_Stored data entries_
━━━━
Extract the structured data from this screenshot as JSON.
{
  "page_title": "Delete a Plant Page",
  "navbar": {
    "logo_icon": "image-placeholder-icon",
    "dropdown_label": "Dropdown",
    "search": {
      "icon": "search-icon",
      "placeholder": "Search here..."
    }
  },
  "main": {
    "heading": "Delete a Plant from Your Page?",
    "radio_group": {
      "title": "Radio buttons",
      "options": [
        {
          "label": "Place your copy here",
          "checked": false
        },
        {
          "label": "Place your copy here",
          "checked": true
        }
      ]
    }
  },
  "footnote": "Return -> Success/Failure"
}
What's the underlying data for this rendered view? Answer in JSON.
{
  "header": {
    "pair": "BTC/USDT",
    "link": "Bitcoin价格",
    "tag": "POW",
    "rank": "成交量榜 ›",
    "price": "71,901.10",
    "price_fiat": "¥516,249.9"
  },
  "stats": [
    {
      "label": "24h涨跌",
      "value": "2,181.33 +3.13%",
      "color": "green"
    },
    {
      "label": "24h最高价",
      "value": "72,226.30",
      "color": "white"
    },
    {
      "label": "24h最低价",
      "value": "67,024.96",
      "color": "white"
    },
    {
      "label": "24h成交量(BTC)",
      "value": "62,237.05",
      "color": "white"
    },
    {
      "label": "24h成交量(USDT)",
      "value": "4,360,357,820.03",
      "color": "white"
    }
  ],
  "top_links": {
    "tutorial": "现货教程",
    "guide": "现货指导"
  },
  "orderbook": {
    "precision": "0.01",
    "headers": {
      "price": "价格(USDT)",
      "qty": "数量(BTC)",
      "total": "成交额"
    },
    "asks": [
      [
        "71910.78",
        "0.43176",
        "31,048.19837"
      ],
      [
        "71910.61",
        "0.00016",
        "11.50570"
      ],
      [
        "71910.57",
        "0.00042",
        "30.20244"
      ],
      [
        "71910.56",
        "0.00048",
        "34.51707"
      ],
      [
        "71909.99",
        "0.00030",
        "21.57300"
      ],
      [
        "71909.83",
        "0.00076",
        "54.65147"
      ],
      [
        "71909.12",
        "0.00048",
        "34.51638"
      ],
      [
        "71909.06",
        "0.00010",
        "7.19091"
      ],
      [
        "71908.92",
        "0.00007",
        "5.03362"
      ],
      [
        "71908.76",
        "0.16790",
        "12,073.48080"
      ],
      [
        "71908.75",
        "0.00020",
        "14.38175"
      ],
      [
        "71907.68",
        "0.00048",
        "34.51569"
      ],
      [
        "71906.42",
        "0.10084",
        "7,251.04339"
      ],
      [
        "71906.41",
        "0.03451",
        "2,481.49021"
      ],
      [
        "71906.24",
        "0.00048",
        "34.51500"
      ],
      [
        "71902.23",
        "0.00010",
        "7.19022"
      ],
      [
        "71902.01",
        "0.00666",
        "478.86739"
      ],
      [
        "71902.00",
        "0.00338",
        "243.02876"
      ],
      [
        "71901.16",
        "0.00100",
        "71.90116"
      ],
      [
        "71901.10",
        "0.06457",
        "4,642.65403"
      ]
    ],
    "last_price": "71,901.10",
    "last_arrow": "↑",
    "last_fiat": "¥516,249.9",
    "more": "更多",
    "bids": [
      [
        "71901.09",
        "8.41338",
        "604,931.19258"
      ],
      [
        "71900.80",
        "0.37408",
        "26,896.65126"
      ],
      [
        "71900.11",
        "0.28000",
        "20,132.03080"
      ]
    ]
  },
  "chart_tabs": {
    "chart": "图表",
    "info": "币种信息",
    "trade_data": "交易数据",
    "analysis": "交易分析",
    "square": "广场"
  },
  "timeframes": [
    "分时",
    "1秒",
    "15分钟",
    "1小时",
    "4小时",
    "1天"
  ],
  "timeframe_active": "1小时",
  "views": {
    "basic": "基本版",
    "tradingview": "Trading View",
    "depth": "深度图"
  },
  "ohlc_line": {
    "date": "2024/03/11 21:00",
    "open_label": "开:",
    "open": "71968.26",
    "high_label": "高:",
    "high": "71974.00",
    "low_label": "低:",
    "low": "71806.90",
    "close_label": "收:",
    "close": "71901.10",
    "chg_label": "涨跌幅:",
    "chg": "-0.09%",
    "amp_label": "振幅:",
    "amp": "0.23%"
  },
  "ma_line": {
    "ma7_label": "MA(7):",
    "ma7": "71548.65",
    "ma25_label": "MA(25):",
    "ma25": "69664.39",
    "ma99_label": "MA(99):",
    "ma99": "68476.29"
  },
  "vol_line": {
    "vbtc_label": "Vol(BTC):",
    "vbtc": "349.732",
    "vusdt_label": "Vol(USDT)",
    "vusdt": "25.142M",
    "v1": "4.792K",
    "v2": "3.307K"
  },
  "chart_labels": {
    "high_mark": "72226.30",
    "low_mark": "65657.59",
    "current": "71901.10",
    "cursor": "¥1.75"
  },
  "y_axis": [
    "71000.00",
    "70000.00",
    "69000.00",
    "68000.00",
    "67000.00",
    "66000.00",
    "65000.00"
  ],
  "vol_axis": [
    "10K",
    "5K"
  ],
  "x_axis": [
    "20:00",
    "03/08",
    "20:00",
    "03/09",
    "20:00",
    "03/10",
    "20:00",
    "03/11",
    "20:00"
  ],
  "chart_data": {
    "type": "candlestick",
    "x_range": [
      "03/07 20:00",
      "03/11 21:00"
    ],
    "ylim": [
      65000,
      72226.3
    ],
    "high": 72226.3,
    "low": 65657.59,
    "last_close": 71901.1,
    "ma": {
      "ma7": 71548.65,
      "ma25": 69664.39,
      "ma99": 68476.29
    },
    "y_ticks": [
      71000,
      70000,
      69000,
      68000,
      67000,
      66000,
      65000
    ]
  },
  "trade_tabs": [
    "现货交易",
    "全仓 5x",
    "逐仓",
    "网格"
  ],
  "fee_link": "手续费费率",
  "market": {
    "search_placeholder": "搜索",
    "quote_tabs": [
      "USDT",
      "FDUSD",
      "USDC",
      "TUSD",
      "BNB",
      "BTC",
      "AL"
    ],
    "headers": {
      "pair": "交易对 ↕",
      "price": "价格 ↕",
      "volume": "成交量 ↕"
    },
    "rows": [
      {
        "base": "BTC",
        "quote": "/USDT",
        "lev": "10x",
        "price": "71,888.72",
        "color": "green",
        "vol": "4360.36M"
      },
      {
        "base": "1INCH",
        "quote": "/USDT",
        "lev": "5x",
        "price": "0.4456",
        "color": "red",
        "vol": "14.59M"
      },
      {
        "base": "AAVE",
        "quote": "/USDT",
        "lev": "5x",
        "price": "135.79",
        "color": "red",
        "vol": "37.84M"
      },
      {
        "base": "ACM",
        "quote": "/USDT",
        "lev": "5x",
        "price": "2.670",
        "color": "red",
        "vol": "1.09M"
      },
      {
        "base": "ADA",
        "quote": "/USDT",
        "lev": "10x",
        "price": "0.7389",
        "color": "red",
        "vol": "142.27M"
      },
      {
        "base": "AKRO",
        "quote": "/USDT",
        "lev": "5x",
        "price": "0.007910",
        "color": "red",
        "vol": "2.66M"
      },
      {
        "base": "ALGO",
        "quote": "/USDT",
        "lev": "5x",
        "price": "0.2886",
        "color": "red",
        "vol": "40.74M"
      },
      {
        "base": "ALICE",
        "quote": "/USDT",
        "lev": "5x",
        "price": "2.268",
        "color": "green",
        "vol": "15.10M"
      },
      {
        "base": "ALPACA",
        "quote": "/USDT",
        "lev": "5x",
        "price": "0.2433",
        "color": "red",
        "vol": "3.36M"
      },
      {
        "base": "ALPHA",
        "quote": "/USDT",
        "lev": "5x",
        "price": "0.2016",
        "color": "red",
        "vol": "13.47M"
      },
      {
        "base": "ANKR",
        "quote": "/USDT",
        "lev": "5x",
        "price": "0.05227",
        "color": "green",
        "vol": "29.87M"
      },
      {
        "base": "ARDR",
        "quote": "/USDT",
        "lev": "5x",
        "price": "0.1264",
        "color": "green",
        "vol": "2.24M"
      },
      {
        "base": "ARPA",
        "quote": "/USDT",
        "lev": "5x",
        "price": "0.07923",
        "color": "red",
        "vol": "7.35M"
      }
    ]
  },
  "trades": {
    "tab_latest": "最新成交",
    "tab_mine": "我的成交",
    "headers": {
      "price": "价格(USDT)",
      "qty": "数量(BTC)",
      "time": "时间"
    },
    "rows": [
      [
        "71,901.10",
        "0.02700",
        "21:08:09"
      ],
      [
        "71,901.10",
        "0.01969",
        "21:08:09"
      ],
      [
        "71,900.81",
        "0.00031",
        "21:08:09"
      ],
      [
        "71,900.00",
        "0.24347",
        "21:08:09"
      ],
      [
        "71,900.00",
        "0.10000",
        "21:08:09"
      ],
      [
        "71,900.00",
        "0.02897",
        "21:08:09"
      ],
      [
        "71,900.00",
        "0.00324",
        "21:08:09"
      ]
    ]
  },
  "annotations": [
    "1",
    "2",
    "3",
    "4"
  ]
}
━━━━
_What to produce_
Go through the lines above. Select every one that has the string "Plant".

_Exercise answer_
  "page_title": "Delete a Plant Page",
    "heading": "Delete a Plant from Your Page?",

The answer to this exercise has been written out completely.